Experts who dealt with a data protection even before the era of GDPR know that the legal rights and obligations of individuals, data processors and controllers are not regulated any differently with GDPR than they were before. A broader view on the area shows that the legislative provisions get the right meaning and data operators can see their obligations by the GDPR even as their competitive advantages. This can be a good chance to build a more solid and permanent business relation with a client that is also trustworthy. In the digital era we live in nowadays, we are oftenly forced to do things faster, more often and cheaper … but do we also do them legitimately?

The liability to legally process personal data has always been controller’s. GDPR just explicitly emphasized that but also imposed some new obligations. These are depended on the extent of the data processing, the type of personal data and the purposes of processing.

According to GDPR the controller is obliged to:

  • Inform the data subject of the information about the processing of the personal data.
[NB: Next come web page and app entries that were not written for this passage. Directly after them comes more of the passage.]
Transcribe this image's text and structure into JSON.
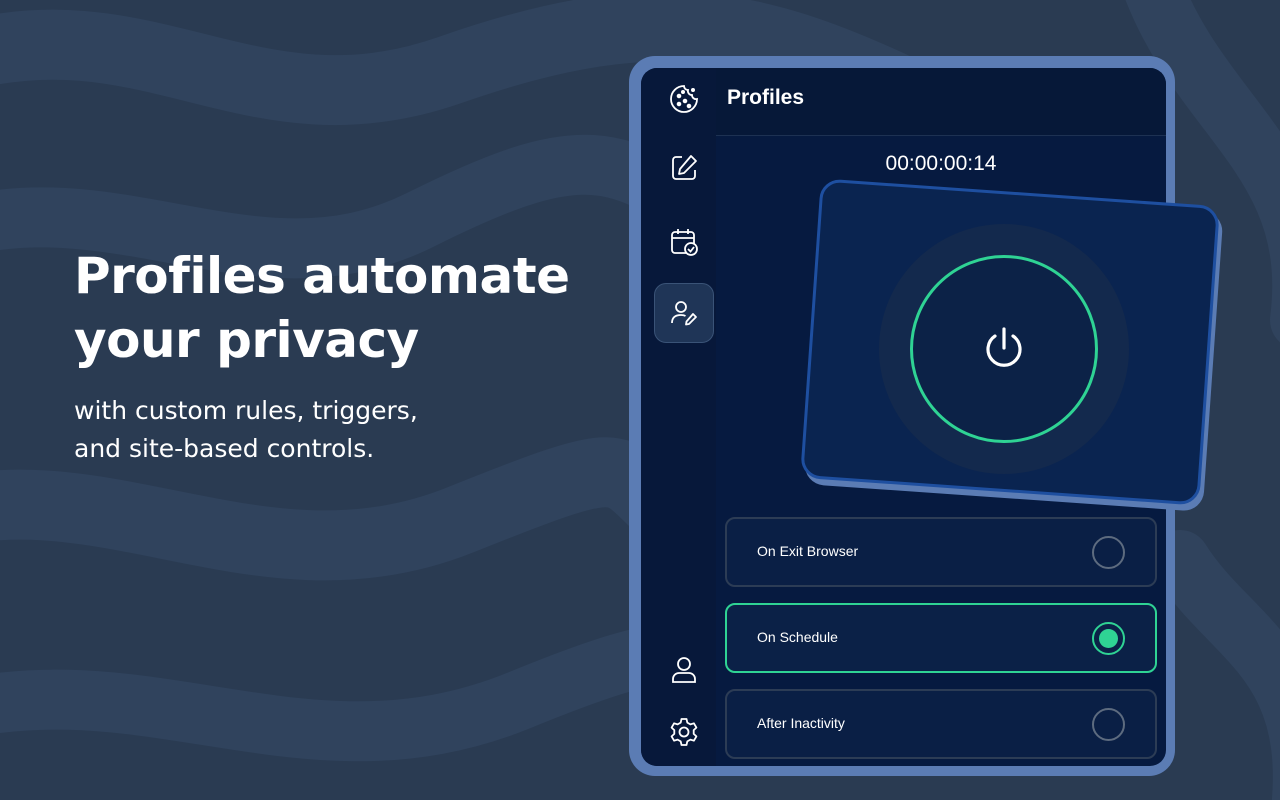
{
  "promo": {
    "headline_line1": "Profiles automate",
    "headline_line2": "your privacy",
    "subline_line1": "with custom rules, triggers,",
    "subline_line2": "and site-based controls."
  },
  "app": {
    "header": {
      "title": "Profiles"
    },
    "timer": "00:00:00:14",
    "sidebar": {
      "items": [
        {
          "icon": "cookie-icon",
          "active": false
        },
        {
          "icon": "edit-icon",
          "active": false
        },
        {
          "icon": "calendar-check-icon",
          "active": false
        },
        {
          "icon": "user-edit-icon",
          "active": true
        },
        {
          "icon": "user-icon",
          "active": false
        },
        {
          "icon": "gear-icon",
          "active": false
        }
      ]
    },
    "power": {
      "icon": "power-icon",
      "state": "on"
    },
    "options": [
      {
        "label": "On Exit Browser",
        "selected": false
      },
      {
        "label": "On Schedule",
        "selected": true
      },
      {
        "label": "After Inactivity",
        "selected": false
      }
    ]
  },
  "colors": {
    "background": "#2a3b52",
    "device_frame": "#5b7cb4",
    "screen": "#061a40",
    "accent_green": "#2fd394",
    "card_border": "#1e4fa0"
  }
}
Such as privacy policies, information to the data subject,
  • a record-keeping of the processing,
  • accept an internal rule about the personal data protection,
  • provide the right personal data protection in the workplace,
  • answer individual’s claims (adopt a decision about legal rights).

According to specific situations, the nature, extent and purposes of personal data processing the controller is also obliged to: answer individual’s claims (adopt a decision about legal rights).

  • carry out LIA – a legal interest assessment when the legal ground for processing is a legal interest and CONSENT STATEMENTS when the legal ground for processing is a consent,
  • carry out DPIA – a data protection impact assessment when he assesses that the intended processing may be a great risk for individual’s legal rights and fundamental freedoms,
  • report about a personal data breach (also to a data subject),
  • designate a data protection officer.

Although the role of the personal data processors is not new, some obligations were added by GDPR.

The processors are obliged to:

  • a record-keeping of the processing,
  • accept an internal rule about the personal data protection,
  • help the controller answer individual’s claims,
  • help the controller carry out DPIA,
  • help the controller to detect and report about a personal data breach,
  • appoint a data protection officer,
  • get a controller’s consent to engage a subordinate processor and conclude a contract with him.

Informed and empowered individuals who know and enforce their legal rights are the major guarantors of a compliance with data protection regulations.

GDPR gives an individual the right to:

  • be informed and to access personal data,
  • a rectification and an erasure in terms of the »right to be forgotten«,
  • a restriction of processing,
  • a data portability,
  • object to processing personal data and automated individual decision-making, including profiling based on those provisions.

Every individual’s request is an opportunity for the controller to check the compliance of his acts with legislation. And also a chance to provide his services in this area.

mag. Rosana Lemut Strle